Social networking will also move forward with the help of AR. Dave Cox, technical director of Lean Mean Fighting Machine, predicted that geographically-based social networking—discovering a friend in a nearby pub, for example—is the logical next step.
Ms. Boonstra preceded a creative panel of Organic's Irish chief creative Conor Brady; Agency Republic executive creative director Gavin Gordon-Rogers, a Scot; and Crispin Porter + Bogusky Europe creative director Anders Gustafsson, a Swede. An entire panel of Swedes discussed their native land's high population of the digitally dexterous.
"Sweden has a long tradition of design that fits with digital media," said North Kingdom CEO-creative director David Eriksson, adding that government mandated broadband all over the country has also helped grow the digitally literate.
A large theme that emerged was how information is jumping off screens and into the real world.
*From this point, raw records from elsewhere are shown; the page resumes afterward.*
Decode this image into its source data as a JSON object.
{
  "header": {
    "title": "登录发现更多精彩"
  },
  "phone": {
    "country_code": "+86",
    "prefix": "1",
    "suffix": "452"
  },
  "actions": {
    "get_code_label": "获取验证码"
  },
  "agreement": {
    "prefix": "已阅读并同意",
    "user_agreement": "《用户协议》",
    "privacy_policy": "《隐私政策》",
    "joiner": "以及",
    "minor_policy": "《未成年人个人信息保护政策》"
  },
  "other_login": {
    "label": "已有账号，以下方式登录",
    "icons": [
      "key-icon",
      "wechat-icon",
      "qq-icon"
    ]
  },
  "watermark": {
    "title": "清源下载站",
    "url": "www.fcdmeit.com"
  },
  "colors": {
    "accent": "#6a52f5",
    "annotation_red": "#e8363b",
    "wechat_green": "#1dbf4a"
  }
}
Bringing the idea of networked physical objects to branding, Usman Haque, director of his eponymous studio, posited that soon enough busy, graphics-saturated packaging won't be necessary because consumers will simply hold their smart phones up to a barcode to get product information.
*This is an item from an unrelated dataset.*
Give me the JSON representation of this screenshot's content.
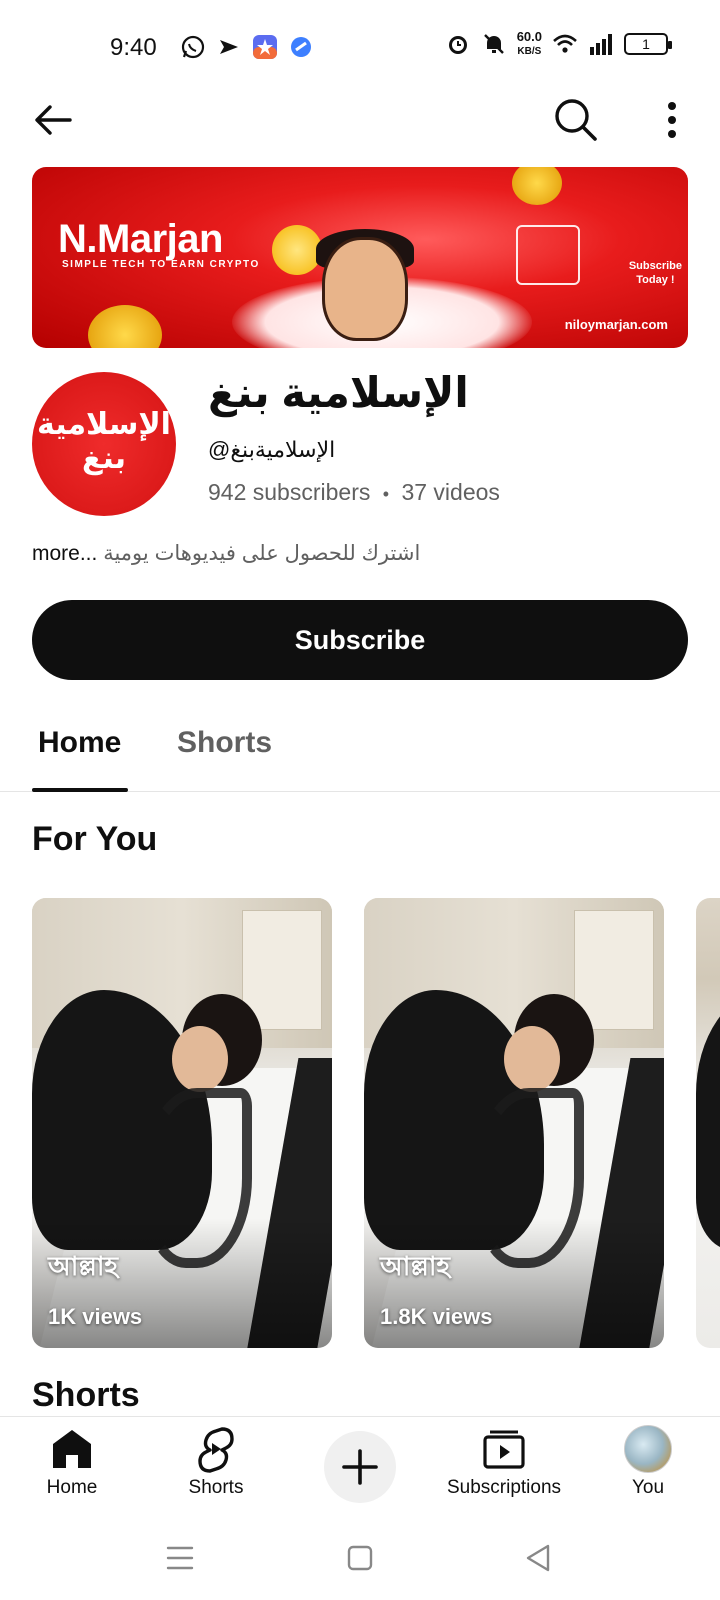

"All the things we've been trying to communicate with graphics can now be delegated to informatics," he said.
Perhaps the brainiest speaker in a day packed with intellect was Nokia's head of design direction, Adam Greenfield, who talked about networked urban spaces—imagining a city that could collect data and adapt to how its residents used public spaces and services, like traffic lights and buildings.
He said, "We need to stop thinking of the city as bricks that don't communicate. In the computer revolution, every constant in the world becomes a variable; everything around us is scriptable, which makes everything deeply interactive."
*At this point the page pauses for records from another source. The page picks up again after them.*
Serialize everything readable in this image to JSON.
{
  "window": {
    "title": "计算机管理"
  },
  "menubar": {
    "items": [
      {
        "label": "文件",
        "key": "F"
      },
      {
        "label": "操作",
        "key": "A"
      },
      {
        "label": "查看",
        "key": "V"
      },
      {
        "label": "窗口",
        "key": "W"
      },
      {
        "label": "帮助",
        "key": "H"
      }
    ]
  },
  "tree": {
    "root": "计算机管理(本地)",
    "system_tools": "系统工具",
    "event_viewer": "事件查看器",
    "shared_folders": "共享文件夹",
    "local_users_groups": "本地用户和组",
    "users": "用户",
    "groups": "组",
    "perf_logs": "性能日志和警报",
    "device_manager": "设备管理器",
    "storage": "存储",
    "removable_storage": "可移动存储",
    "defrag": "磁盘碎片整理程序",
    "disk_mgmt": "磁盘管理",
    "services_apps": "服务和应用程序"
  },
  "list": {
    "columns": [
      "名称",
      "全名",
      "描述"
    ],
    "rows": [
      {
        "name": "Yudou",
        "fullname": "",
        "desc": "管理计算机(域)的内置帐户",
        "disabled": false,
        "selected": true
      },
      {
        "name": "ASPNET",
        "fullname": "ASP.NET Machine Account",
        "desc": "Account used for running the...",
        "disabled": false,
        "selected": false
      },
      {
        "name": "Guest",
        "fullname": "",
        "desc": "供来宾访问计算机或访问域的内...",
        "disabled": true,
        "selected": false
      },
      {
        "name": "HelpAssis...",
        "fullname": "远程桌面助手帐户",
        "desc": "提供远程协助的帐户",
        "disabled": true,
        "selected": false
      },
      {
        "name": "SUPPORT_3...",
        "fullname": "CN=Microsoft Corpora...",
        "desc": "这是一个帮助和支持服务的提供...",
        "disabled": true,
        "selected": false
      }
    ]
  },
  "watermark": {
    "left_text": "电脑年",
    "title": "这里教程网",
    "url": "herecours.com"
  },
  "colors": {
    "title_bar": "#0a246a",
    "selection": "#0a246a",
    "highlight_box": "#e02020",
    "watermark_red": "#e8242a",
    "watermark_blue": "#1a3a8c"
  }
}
Mr. Greenfield described the experience of living in a modern city, and the tension between the advantages of a digital life and the "melancholy" that it can bring.
"The environment is deeply knowable," he said. "Urban savoir-faire is served back to us on a silver plate, which is good in one way, but it makes specialist knowledge profoundly less valuable. Big cities force people to live cheek-by-jowl with difference, and that friction makes us grow. When we wrap ourselves in online comfort and only seek out people like ourselves, we lose something important and real."
The big versus small debate is raging in digital as well as traditional agencies, precipitated by Wrigley's recent move pulling its AOR duties from Tribal DDB and putting it in the hands of roster of agencies that includes Big Spaceship, Firstborn and EVB.
Already, even the hottest creative shops are asking how they can stop themselves from becoming dinosaurs. James Hilton, co-founder and chief creative officer at AKQA, said, "In my head we are still three guys in a basement. You have to believe you are the same company as when you started. Staying fresh is also about the new talent influx—we look for people who remind us of ourselves when we started the agency."
For Crispin Porter + Bogusky's head of tech, Scott Prindle, the answer is to keep going back to basics. "We need to stay agile and work with smaller digital media," he said.
Ian Tait, partner at Poke London, worried that it's not just agency size that counts—he thinks digital shops are getting carried away with technology and creating campaigns that are too big and showy. He said, "As an industry we have a 'little man' complex—why are we obsessed with size? We want everything to be massive right from the start.
"Now that we've been invited to the party and have money, influence and power, I worry we are like a bunch of kids with the keys to the sweetshop. Do we need all that? People like things that are free and simple—money likes stuff that is slick. Building big things is fun and impresses people, but it has no value."For more play-by-play of the events, check out the discusions at #crcat on Twitter.